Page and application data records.
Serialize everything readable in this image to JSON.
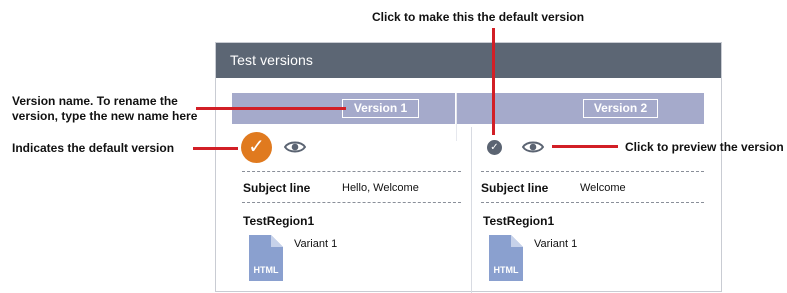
{
  "panel": {
    "title": "Test versions"
  },
  "versions": [
    {
      "name": "Version 1",
      "subject_label": "Subject line",
      "subject_value": "Hello, Welcome",
      "region": "TestRegion1",
      "variant": "Variant 1",
      "doc_type": "HTML"
    },
    {
      "name": "Version 2",
      "subject_label": "Subject line",
      "subject_value": "Welcome",
      "region": "TestRegion1",
      "variant": "Variant 1",
      "doc_type": "HTML"
    }
  ],
  "callouts": {
    "rename_line1": "Version name. To rename the",
    "rename_line2": "version, type the new name here",
    "default_indicator": "Indicates the default version",
    "make_default": "Click to make this the default version",
    "preview": "Click to preview the version"
  },
  "colors": {
    "header": "#5c6674",
    "band": "#a5aacb",
    "default_check": "#e07a1f",
    "callout_red": "#d21f26"
  },
  "icons": {
    "default": "check-circle-icon",
    "preview": "eye-icon",
    "document": "html-document-icon"
  }
}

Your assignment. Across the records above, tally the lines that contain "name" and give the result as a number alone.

Response box. 4